Do lipomas return after surgical removal?In some cases of incomplete surgical removal, it is possible for a lipoma to recur. Although this is more common with a liposuction technique, it can still occur with surgical excision.
It is important to distinguish potential recurrence of a lipoma from the development of a new lipoma in nearby surrounding tissue.
What are the anaesthetic options for lipoma removal at Centre for Surgery?The vast majority of lipomas can be removed by a dermatologist under local anaesthetic as an outpatient.
For very large lipomas or complex recurrent lipomas in sensitive areas, you may be seen by one of our plastic surgeons for treatment under local anaesthetic combined with sedation or a general anaesthetic.

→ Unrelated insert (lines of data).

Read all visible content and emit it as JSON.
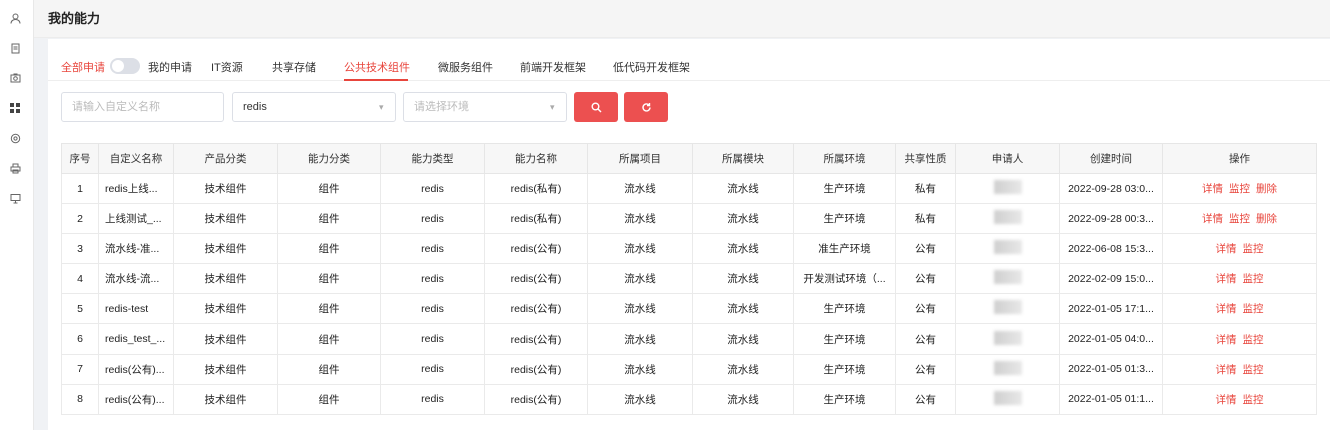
{
  "sidebar": {
    "icons": [
      "user-icon",
      "document-icon",
      "camera-icon",
      "grid-icon",
      "headset-icon",
      "printer-icon",
      "monitor-icon"
    ]
  },
  "header": {
    "title": "我的能力"
  },
  "tabs": {
    "all_apply": "全部申请",
    "my_apply": "我的申请",
    "items": [
      "IT资源",
      "共享存储",
      "公共技术组件",
      "微服务组件",
      "前端开发框架",
      "低代码开发框架"
    ]
  },
  "filters": {
    "name_placeholder": "请输入自定义名称",
    "ability_value": "redis",
    "env_placeholder": "请选择环境"
  },
  "table": {
    "headers": [
      "序号",
      "自定义名称",
      "产品分类",
      "能力分类",
      "能力类型",
      "能力名称",
      "所属项目",
      "所属模块",
      "所属环境",
      "共享性质",
      "申请人",
      "创建时间",
      "操作"
    ],
    "rows": [
      {
        "no": "1",
        "name": "redis上线...",
        "product": "技术组件",
        "category": "组件",
        "type": "redis",
        "ability": "redis(私有)",
        "project": "流水线",
        "module": "流水线",
        "env": "生产环境",
        "share": "私有",
        "time": "2022-09-28 03:0...",
        "ops": [
          "详情",
          "监控",
          "删除"
        ]
      },
      {
        "no": "2",
        "name": "上线测试_...",
        "product": "技术组件",
        "category": "组件",
        "type": "redis",
        "ability": "redis(私有)",
        "project": "流水线",
        "module": "流水线",
        "env": "生产环境",
        "share": "私有",
        "time": "2022-09-28 00:3...",
        "ops": [
          "详情",
          "监控",
          "删除"
        ]
      },
      {
        "no": "3",
        "name": "流水线-准...",
        "product": "技术组件",
        "category": "组件",
        "type": "redis",
        "ability": "redis(公有)",
        "project": "流水线",
        "module": "流水线",
        "env": "准生产环境",
        "share": "公有",
        "time": "2022-06-08 15:3...",
        "ops": [
          "详情",
          "监控"
        ]
      },
      {
        "no": "4",
        "name": "流水线-流...",
        "product": "技术组件",
        "category": "组件",
        "type": "redis",
        "ability": "redis(公有)",
        "project": "流水线",
        "module": "流水线",
        "env": "开发测试环境（...",
        "share": "公有",
        "time": "2022-02-09 15:0...",
        "ops": [
          "详情",
          "监控"
        ]
      },
      {
        "no": "5",
        "name": "redis-test",
        "product": "技术组件",
        "category": "组件",
        "type": "redis",
        "ability": "redis(公有)",
        "project": "流水线",
        "module": "流水线",
        "env": "生产环境",
        "share": "公有",
        "time": "2022-01-05 17:1...",
        "ops": [
          "详情",
          "监控"
        ]
      },
      {
        "no": "6",
        "name": "redis_test_...",
        "product": "技术组件",
        "category": "组件",
        "type": "redis",
        "ability": "redis(公有)",
        "project": "流水线",
        "module": "流水线",
        "env": "生产环境",
        "share": "公有",
        "time": "2022-01-05 04:0...",
        "ops": [
          "详情",
          "监控"
        ]
      },
      {
        "no": "7",
        "name": "redis(公有)...",
        "product": "技术组件",
        "category": "组件",
        "type": "redis",
        "ability": "redis(公有)",
        "project": "流水线",
        "module": "流水线",
        "env": "生产环境",
        "share": "公有",
        "time": "2022-01-05 01:3...",
        "ops": [
          "详情",
          "监控"
        ]
      },
      {
        "no": "8",
        "name": "redis(公有)...",
        "product": "技术组件",
        "category": "组件",
        "type": "redis",
        "ability": "redis(公有)",
        "project": "流水线",
        "module": "流水线",
        "env": "生产环境",
        "share": "公有",
        "time": "2022-01-05 01:1...",
        "ops": [
          "详情",
          "监控"
        ]
      }
    ]
  },
  "colors": {
    "accent": "#e8453c",
    "button": "#ec5050"
  }
}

Can multiple lipomas be removed in a single treatment?It is possible for our surgeons to remove up to 10 lipomas in a single treatment depending on size although the more lipomas that are marked for removal increases the possibility of requiring a general anaesthetic to ensure your comfort during the procedure.

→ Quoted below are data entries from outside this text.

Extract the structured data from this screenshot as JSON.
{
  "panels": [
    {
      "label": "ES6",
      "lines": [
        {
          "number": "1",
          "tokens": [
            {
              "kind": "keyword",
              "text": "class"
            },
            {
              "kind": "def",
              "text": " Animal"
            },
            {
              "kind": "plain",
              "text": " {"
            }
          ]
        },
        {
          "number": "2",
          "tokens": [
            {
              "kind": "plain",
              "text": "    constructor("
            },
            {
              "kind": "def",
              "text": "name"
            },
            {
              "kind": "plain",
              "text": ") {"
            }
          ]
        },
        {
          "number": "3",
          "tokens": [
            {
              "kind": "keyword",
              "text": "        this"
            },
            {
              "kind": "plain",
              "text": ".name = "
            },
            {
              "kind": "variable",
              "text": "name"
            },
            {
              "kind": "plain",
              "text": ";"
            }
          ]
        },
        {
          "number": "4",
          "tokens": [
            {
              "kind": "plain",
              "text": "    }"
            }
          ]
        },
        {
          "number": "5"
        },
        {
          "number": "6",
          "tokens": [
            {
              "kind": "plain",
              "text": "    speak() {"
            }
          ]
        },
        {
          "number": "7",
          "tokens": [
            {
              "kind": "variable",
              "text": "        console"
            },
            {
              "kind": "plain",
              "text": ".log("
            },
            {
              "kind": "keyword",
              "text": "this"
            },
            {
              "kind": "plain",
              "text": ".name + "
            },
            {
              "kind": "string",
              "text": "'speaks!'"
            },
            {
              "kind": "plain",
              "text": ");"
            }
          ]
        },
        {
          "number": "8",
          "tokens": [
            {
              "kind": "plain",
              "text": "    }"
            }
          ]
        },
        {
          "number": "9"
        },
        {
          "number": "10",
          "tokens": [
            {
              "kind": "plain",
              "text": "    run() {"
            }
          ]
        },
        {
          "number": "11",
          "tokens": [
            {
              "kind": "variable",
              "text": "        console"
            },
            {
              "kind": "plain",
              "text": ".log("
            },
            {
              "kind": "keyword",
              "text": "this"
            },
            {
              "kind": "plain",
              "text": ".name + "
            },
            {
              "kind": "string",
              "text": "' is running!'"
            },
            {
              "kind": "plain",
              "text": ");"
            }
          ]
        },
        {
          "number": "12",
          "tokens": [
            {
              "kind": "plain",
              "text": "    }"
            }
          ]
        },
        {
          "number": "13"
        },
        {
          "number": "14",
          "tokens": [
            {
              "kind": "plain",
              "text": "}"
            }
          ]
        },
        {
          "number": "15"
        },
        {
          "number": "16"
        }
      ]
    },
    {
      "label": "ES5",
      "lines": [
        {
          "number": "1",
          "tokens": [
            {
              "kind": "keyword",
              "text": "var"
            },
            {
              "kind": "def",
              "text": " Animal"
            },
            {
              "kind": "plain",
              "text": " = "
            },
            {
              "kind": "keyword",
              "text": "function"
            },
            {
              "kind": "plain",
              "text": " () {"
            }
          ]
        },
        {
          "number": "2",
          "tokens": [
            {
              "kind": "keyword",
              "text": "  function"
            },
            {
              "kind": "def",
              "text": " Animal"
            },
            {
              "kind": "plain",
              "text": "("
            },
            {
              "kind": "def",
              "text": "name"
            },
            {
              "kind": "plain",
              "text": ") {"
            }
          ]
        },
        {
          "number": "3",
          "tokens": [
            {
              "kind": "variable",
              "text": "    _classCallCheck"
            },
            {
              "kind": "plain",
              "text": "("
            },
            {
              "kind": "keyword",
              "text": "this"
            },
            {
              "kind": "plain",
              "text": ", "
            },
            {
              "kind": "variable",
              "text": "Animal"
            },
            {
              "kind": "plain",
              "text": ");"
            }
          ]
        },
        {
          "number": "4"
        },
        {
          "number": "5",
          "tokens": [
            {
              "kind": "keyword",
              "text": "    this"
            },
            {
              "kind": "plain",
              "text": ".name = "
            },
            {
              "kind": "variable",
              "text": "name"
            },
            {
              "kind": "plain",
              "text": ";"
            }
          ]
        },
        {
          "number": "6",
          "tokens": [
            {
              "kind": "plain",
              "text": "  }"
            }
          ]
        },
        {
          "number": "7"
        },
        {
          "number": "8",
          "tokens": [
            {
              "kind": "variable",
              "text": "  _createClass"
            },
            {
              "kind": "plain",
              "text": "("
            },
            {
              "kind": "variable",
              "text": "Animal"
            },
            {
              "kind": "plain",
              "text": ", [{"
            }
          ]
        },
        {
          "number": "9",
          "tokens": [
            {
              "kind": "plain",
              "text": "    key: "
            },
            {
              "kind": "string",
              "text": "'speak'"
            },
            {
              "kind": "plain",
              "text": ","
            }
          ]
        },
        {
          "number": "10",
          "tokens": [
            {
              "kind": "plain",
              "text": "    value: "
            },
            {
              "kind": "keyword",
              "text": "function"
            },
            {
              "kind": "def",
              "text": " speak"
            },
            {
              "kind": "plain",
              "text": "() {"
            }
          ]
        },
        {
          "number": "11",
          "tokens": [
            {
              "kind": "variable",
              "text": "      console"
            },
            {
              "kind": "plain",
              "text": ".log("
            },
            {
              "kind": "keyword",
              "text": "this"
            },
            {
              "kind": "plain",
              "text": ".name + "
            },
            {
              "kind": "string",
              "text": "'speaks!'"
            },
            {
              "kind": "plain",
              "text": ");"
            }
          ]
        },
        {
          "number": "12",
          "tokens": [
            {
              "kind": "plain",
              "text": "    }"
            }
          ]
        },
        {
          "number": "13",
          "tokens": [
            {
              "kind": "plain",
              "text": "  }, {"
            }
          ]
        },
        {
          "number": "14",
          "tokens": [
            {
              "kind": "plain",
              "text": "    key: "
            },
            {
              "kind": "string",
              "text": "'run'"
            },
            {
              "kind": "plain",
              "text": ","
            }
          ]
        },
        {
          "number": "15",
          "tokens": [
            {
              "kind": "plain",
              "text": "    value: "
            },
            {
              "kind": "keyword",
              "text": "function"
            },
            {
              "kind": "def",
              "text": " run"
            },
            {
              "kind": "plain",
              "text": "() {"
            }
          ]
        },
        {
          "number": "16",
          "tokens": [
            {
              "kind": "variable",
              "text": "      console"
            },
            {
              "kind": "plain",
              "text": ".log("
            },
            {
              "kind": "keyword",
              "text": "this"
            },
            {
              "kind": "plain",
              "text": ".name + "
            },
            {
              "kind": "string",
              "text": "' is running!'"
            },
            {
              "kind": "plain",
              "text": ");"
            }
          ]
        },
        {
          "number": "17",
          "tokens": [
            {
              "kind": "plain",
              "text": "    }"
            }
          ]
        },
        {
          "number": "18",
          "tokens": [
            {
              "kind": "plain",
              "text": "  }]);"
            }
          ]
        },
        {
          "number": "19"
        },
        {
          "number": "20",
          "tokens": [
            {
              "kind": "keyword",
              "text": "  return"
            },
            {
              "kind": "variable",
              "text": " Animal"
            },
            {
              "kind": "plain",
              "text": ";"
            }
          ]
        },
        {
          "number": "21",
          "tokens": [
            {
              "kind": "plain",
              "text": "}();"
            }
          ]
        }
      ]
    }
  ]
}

Are lipomas potentially cancerous?In the vast majority of cases, lipomas are removed because they are a cosmetic nuisance. Only in a very small number of cases, lipomas can be potentially cancerous.
In cases of doubt, your doctor will send the lipoma specimen after removal for histology analysis. The specimen is analysed under the microscope by a pathologist. Certain features which may suggest a lipoma to be potentially cancerous include large, rapidly enlarging, painful or lipomas that appear deeper under the skin and potentially within the underlying muscle and feel hard to the touch
This is why it is always important for removed lipoma specimens to be sent for histology analysis to rule out potentially cancerous changes.
Will I have a scar after lipoma removal?For patients who have surgical excision of lipomas, they will subsequently have a scar following treatment. The size and visibility of the scar depends on the size of the lipoma that was removed, your skin type and importantly surgical skill. Lighter skinned people tend to form less prominent scars.
At Centre for Surgery, our surgeons are trained in meticulous surgical techniques to minimise the appearance of scars after lipoma removal.